I mean "fun" according to its (almost obsolete) usage:
Over the last few days, I have
All of the upgrades went smoothly, with no challenges or what IT people mean when they say "fun".
Making a fresh start
My last feather in the AIX 7 cap was to do a "New and complete overwrite" installation of AIX 7.1. You might do this instead of migrating your system from an earlier release. If your LPARs are full of inconsistencies and undocumented workarounds, maybe it's better to build a system from scratch.
If you want to (or need to) make a fresh start, so that you can clean out the soul of your system from the sins of the past, it's good to know that AIX 7.1 is fully binary compatible with AIX 6 and AIX 5. Building a shiny new LPAR is especially useful if you decide to create an AIX Standard Operating Environment (SOE) LPAR.
Half an hour to AIX 7.1
The fresh install of AIX 7.1 took around 25 minutes, using the VIO Server Virtual Media Library, which is how I did the other AIX migrations.
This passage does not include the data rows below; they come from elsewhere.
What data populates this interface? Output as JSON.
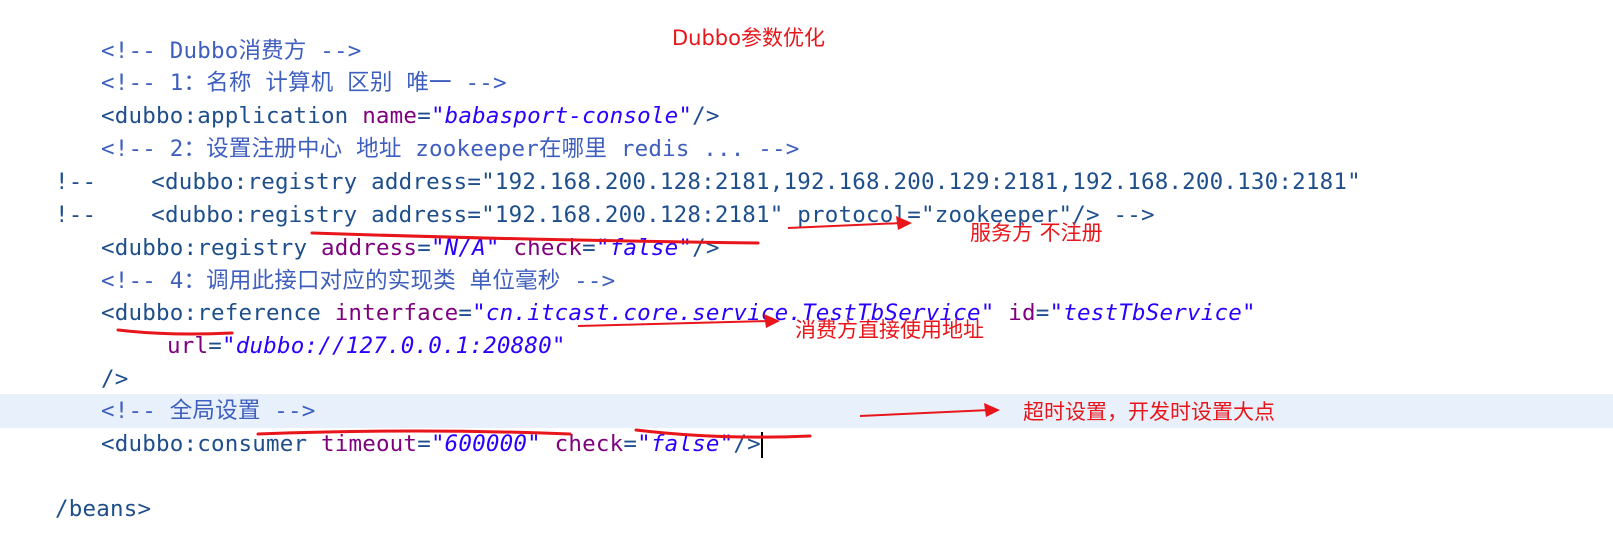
{
  "code": {
    "l1_comment": "<!-- Dubbo消费方 -->",
    "l2_comment": "<!-- 1：名称 计算机 区别 唯一 -->",
    "l3": {
      "open": "<dubbo:application ",
      "attr_name": "name",
      "eq": "=",
      "val_name": "\"babasport-console\"",
      "close": "/>"
    },
    "l4_comment": "<!-- 2：设置注册中心 地址 zookeeper在哪里 redis ... -->",
    "l5_text": "!--    <dubbo:registry address=\"192.168.200.128:2181,192.168.200.129:2181,192.168.200.130:2181\"",
    "l6_text": "!--    <dubbo:registry address=\"192.168.200.128:2181\" protocol=\"zookeeper\"/> -->",
    "l7": {
      "open": "<dubbo:registry ",
      "attr_address": "address",
      "val_address": "\"N/A\"",
      "attr_check": "check",
      "val_check": "\"false\"",
      "close": "/>"
    },
    "l8_comment": "<!-- 4：调用此接口对应的实现类 单位毫秒 -->",
    "l9": {
      "open": "<dubbo:reference ",
      "attr_interface": "interface",
      "val_interface": "\"cn.itcast.core.service.TestTbService\"",
      "attr_id": "id",
      "val_id": "\"testTbService\""
    },
    "l10": {
      "attr_url": "url",
      "val_url": "\"dubbo://127.0.0.1:20880\""
    },
    "l11_text": "/>",
    "l12_comment": "<!-- 全局设置 -->",
    "l13": {
      "open": "<dubbo:consumer ",
      "attr_timeout": "timeout",
      "val_timeout": "\"600000\"",
      "attr_check": "check",
      "val_check": "\"false\"",
      "close": "/>"
    },
    "l14_text": "/beans>"
  },
  "annotations": {
    "title": "Dubbo参数优化",
    "registry_note": "服务方 不注册",
    "url_note": "消费方直接使用地址",
    "timeout_note": "超时设置，开发时设置大点"
  },
  "colors": {
    "annotation_red": "#e8161b",
    "highlight_line": "#e8f1fb"
  }
}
The new and complete overwrite installed 591 filesets as the main course, and then another 4 for dessert.
Here you see the creation of the boot image at the end:
The reboot time took around 3 minutes. I've yet to install the mandatory AIX 7.1 service pack but I expect it will be all over red rover in about 5 minutes. It can be downloaded from the IBM Fix Central web site.
As with the other installations, the VM Library was running off internal SAS disk allocated to the VIO Server. The target LPAR boots from SAN, using vscsi disk which is passing through two VIO servers using MPIO.
AIX 7.1 is fun
I'm enjoying these AIX installations and migrations but they were so straightforward that it's getting a little quiet around here.
I wonder when AIX 8 will be ready.
AnthonyEnglish 270000RKFN Tags:  reboot 6.1 5.3 aix 7.1 vmlibrary bootlist migration virtual_media virtual_optical_device 2 Comments 13,655 Views
Quick migration to AIX 6.1
Yesterday I used the Virtual Media Library to do a migration of an LPAR from AIX 5.3 TL 11 to AIX 6.1. The migration took under 25 minutes. This included:
I then installed the latest service pack, once again via the VM Library. This took just over 2 minutes. I had downloaded the service pack from the IBM Support Portal.
Fast and painless migrations
All up, the migration was about 25 minutes, including rebooting time. Of course, this doesn't include the preparation time downloading the software or time to take a backup.
This is just a few minutes faster than the migration to AIX 7.1 which I did on a different LPAR last week, but both of them were really very fast and painless. That's how it should be.